We live in exciting times. We are remaking the British countryside. Many country people, on reading these words, will reach for their Confucius: exciting times can be a curse. We cannot, however, avoid them. Change is inevitable. We had better make the best of it. Bee orchids are on the march. Their exquisite pink flowers, once confined to the south of England, are now colonising the rest of the country, taking advantage of the gaps in other vegetation caused by hot summers.

As editor of Country Life, I joined the hundreds of journalists who covered the 1997 Earth Summit in Kyoto. This being Japan, heating and beverage machines were switched off during the last, all-night session, as the bargaining should have stopped the previous day. It was well into the next morning before the protocol was signed. We blinked into the new day, believing that something momentous had been achieved?something that would affect a remote contingency to do with rainforests and coral reefs on an epic time span. Less than a decade on, the predictions that scientists were making then seem to be visible in the British countryside.

Not so long ago, English wine used to be on a par with Dr Johnson’s dog walking on its hind legs: remarkable for being made at all, rather than made well. Last month, however, Denbies Vineyard, a bit of the Napa Valley which has landed implausibly outside the Surrey commuter town of Dorking, has (deservedly) won a gold medal for its Champagne-style Greenfields Sparkling Cuvée 2003 in the International Wine and Spirit Competition. Something is afoot, even if we cannot know exactly what stirs or where that stirring will end. If the melting of polar ice caps diverts the Gulf Stream, Britain will not become Toujours Provence. In the short term, however, we can expect more hot summers like the present one. Beech woods will become vulnerable. Trees generally are suffering more stresses than ever before, as new parasites add to the effects of drought. Tourism could revive depressed seaside towns, if those towns raise their game and the British rediscover the joys of this country’s beaches.

I remember the shock of visiting Italy for the first time in the 1970s and seeing cornfields strawberry stained with red poppies blowing in their thousands. Any wild poppy was a rarity in Britain. Now that British farming has extensified, poppies are painting our own hillsides, too. Our flora will change with the climate and different agricultural practices, but not all for the worse. Earlier this year, a major report produced jointly by the Botanical Society of the British Isles and the charity Plantlife, Making it Count for People and Plants, showed that although 16% of species are in decline, another 18% are doing better than before. It is the same with wildlife.

Fewer ring ouzels, more little egrets, which first bred here in 1996. Already the skies around London are green with parakeets, although no one quite knows how they got there. Numbers are increasing at a rate of 30% a year, according to a study from Oxford University.

Not everything is beyond human control.

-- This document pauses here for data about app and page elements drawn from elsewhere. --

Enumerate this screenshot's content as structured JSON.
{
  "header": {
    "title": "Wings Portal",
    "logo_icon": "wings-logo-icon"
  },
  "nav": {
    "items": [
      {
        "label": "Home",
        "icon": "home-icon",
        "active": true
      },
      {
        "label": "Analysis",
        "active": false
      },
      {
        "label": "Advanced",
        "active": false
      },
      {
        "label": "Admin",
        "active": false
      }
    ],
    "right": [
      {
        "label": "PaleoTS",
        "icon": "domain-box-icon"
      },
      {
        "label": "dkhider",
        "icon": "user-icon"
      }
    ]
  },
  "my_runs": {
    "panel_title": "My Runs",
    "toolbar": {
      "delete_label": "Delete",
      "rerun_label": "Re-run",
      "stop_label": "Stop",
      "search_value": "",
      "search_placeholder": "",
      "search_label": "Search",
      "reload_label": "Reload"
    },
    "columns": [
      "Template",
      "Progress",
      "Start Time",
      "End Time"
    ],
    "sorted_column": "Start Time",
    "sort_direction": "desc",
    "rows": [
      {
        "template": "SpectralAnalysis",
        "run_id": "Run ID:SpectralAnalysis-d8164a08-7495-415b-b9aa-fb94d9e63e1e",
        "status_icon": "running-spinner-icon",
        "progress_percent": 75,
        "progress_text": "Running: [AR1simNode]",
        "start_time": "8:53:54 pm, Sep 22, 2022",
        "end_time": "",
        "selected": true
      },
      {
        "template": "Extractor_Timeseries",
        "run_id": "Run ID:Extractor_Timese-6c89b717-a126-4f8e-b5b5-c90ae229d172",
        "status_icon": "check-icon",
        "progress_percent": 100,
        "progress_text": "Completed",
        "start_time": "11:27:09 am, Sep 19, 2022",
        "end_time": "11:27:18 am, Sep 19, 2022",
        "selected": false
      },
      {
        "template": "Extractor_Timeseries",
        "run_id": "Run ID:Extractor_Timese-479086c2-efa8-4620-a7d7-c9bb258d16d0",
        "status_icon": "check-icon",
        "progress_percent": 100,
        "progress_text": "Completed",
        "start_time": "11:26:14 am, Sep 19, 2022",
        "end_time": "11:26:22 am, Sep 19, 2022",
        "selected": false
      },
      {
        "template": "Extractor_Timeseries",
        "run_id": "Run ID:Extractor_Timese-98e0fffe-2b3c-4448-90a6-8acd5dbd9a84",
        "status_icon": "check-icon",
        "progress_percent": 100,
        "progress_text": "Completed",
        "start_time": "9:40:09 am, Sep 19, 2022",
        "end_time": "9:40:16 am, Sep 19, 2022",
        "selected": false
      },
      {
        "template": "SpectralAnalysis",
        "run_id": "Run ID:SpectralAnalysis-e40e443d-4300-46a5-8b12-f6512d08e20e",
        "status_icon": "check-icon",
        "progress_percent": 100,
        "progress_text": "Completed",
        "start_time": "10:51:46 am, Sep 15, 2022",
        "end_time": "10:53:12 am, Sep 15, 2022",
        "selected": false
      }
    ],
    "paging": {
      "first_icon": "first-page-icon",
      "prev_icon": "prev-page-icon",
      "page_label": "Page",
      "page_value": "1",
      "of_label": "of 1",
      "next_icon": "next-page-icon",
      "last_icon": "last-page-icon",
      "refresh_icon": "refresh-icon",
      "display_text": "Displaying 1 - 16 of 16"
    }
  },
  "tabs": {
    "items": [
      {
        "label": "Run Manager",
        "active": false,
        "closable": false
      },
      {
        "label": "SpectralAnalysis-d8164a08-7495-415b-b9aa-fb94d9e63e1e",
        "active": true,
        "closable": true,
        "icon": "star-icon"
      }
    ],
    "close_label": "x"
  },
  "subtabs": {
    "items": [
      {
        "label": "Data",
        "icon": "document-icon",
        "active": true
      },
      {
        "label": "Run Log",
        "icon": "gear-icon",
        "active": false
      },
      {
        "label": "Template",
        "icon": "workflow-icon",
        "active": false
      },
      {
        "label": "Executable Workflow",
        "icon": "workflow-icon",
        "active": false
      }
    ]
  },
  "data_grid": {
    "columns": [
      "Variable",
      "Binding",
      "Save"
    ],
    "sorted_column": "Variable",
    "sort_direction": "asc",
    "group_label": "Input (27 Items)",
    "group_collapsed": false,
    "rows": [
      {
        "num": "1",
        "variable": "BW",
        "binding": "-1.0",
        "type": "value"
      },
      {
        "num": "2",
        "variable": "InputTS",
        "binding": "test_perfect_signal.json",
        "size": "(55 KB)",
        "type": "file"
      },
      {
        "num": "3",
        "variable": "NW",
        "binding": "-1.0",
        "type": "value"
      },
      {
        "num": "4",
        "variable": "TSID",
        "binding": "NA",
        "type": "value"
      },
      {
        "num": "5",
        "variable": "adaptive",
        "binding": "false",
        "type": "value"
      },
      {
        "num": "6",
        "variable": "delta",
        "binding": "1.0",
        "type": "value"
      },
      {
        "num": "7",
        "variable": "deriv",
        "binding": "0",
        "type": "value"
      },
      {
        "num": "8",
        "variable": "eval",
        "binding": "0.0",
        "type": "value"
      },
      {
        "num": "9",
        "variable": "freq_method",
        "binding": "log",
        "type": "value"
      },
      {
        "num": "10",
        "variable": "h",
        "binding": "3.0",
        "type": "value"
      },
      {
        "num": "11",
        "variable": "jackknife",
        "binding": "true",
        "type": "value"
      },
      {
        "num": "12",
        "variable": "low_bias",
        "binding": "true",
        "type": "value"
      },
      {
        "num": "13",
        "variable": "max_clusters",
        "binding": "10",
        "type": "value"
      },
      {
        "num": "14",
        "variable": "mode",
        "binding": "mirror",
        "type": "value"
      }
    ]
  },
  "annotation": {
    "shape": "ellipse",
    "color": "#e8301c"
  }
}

Country Life’s poll of its Power 100 (the most influential figures in rural life) showed that, after climate change, they regard housing as the greatest threat to the countryside. We are now said to require five million new homes by the year 2026. Logically, some of it should be provided in a new city the size of Milton Keynes, planned on more sustainable lines (fewer roundabouts, more self-sustaining neighbourhoods).

Radical green politics ought to force the rebuilding of post-industrial disasters such as Stoke-on-Trent?towns whose traditional industry has long since gone overseas, and which will not be revived if development leeches into the countryside. The market town, in which most human needs can be met within walking distance, should become the model for development.

Will any of these things happen? Only if the Government wills the money for infrastructure. If not, house builders will continue in their attempt to tack a few dozen houses onto every village and a few hundred onto every market town in England. Hampshire, Kent, Cambridge do not sheathe your swords.

Unnecessary car travel could come to suffer the opprobrium now directed at smoking in public places in California. Already, the Government talks about road pricing. Policy wonks from the right advocate making the cost of fuel reflect the total cost to the environment. Rural life will become even more expensive. The idea of scattering new development throughout the countryside, rather than concentrating it in towns, will come to seem grotesquely profligate. There will be a strong incentive to develop alternative fuels and techno-logies. The countryside will reap benefit from growing them.

Farming has already started to look up in recent months, partly because of the projected demand from bio-ethanol plants. Whether this will be the panacea that some farmers hope is open to doubt. China contains 20% of the world’s population, but owns only 10% of its croplands. Only a small upturn in the economy would suck in all the available food surpluses from around the world. This will be a harsher planet. More deserts, more flooding, more displaced, hungry populations these will be the results of climate change. It is possible that science will come to the rescue and make agriculture more productive: objections to GM crops will fade into insignificance.

But agriculture may be near the limit of its capacity. Set-aside will seem like the dream of an extravagant past. Some valleys will disappear under reservoirs. Statues will be built to the conservationists who fought to prevent rural Britain from being put under concrete in the early 21st century.

Who will live in the countryside of the future? Mostly people for whom it is a lifestyle choice. There will be more than the average number of elderly people, few agricultural workers, but plenty of individuals who can run their lives through broadband technologies. It will be the salvation of village life. More people will be around during the day. Among them will be some with the knowledge and passion to observe the habits of the green parakeet.